** Opening Data to use block **
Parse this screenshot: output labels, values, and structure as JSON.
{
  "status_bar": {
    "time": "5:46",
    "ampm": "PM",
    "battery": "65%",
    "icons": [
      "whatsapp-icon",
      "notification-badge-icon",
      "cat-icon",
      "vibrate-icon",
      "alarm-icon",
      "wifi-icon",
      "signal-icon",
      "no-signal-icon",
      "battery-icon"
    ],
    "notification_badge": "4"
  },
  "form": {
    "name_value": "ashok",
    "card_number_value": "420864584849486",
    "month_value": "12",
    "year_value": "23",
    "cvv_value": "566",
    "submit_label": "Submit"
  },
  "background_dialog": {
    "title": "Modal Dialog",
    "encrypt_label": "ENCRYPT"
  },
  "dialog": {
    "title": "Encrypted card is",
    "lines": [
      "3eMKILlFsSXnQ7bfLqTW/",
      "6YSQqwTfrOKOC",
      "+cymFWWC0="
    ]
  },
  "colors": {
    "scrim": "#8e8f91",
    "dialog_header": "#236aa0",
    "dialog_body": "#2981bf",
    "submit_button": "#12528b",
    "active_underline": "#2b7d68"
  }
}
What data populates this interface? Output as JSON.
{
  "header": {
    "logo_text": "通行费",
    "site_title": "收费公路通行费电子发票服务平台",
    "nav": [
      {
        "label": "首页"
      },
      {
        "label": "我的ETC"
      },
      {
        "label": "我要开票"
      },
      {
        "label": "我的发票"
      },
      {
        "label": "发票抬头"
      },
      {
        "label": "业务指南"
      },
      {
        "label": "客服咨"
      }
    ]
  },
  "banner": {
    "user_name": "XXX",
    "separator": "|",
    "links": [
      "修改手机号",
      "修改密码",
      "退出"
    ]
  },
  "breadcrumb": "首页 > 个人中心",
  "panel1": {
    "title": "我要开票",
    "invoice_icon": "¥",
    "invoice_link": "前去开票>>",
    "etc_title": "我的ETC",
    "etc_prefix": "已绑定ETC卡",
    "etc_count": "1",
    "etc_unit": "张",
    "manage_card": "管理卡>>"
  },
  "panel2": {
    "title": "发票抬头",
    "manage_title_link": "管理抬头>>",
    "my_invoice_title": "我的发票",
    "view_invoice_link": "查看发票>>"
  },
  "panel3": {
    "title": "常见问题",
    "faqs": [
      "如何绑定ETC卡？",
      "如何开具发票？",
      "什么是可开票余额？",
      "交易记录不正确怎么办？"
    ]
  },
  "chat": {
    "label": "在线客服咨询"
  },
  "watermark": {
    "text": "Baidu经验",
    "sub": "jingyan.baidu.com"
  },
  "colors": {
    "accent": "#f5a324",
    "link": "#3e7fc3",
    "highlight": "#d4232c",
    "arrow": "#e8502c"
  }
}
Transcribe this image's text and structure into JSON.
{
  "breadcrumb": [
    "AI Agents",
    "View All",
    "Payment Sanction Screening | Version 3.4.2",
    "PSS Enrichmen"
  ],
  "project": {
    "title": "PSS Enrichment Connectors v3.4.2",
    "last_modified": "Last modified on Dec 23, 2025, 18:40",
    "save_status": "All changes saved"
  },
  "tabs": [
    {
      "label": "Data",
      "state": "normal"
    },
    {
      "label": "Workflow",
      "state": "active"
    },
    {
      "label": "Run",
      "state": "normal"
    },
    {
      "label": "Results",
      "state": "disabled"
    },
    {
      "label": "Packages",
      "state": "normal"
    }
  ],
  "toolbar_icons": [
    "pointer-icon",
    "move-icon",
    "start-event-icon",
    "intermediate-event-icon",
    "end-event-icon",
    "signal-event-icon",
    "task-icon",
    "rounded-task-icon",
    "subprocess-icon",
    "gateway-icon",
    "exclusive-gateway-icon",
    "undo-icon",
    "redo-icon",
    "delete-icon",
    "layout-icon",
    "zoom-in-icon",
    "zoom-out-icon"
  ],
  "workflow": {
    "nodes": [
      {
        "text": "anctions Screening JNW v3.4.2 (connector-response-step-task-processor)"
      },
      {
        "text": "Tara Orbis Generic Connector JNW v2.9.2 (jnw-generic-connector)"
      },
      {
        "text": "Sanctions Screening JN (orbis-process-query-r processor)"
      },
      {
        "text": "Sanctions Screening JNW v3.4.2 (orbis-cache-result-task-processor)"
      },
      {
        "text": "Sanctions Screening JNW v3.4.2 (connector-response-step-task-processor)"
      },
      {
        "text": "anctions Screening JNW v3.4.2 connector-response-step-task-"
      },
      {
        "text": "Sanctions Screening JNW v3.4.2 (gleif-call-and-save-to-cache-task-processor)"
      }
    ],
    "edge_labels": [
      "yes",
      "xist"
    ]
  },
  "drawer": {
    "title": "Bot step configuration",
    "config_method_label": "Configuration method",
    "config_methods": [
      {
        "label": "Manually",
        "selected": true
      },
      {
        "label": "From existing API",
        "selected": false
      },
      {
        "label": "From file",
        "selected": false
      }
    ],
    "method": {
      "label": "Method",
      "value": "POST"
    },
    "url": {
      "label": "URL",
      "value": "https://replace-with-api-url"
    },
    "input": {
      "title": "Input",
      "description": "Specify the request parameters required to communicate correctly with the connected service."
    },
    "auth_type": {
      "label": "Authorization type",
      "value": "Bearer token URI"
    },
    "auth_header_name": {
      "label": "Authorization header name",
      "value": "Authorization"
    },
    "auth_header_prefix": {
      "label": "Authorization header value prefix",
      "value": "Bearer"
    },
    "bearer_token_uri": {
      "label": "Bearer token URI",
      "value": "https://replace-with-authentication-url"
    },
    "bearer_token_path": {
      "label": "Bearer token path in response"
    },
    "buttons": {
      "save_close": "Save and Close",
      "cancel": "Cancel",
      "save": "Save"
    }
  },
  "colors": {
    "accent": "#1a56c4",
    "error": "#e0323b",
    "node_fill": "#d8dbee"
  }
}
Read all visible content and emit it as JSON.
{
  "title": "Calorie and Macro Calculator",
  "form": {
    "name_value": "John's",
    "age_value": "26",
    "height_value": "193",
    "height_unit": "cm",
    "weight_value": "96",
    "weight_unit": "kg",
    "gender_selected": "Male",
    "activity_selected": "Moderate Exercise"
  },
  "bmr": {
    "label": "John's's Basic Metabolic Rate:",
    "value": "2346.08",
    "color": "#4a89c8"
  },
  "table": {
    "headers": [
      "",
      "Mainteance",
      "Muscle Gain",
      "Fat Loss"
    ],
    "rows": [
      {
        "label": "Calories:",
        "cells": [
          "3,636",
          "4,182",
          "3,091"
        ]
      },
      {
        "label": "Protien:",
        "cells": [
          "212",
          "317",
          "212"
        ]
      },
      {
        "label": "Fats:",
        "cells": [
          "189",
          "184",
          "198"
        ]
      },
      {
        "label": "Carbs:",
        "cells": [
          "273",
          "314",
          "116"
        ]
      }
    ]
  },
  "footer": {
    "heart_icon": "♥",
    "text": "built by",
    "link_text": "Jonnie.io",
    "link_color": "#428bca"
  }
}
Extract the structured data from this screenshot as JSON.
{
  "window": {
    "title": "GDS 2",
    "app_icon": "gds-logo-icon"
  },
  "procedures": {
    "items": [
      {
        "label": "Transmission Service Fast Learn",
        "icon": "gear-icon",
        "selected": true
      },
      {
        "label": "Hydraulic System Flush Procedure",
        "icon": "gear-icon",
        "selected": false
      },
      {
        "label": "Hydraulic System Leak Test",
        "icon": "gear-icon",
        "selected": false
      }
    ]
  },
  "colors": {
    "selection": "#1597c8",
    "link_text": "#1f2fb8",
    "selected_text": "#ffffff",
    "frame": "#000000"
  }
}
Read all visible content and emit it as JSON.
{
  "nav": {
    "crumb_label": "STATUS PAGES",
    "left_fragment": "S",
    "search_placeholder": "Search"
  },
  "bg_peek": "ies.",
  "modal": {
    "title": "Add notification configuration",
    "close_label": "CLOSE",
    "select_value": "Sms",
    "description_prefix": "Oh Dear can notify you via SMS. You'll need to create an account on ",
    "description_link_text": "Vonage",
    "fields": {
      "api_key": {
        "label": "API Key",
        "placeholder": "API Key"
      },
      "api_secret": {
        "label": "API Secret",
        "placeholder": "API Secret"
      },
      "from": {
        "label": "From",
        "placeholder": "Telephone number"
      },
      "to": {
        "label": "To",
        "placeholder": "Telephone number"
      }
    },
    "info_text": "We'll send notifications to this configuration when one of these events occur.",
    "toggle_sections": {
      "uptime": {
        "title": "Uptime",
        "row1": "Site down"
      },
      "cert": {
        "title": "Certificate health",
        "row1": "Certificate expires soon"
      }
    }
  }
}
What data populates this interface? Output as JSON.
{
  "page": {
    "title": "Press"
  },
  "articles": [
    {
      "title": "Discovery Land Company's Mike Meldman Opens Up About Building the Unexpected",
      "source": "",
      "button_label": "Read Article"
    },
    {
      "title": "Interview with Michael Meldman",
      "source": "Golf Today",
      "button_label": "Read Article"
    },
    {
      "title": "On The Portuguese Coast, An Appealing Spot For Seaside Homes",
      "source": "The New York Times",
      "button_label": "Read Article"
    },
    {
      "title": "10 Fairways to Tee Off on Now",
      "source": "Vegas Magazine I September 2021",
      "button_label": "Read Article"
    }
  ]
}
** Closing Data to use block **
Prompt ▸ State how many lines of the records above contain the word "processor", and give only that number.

Answer area ▸ 5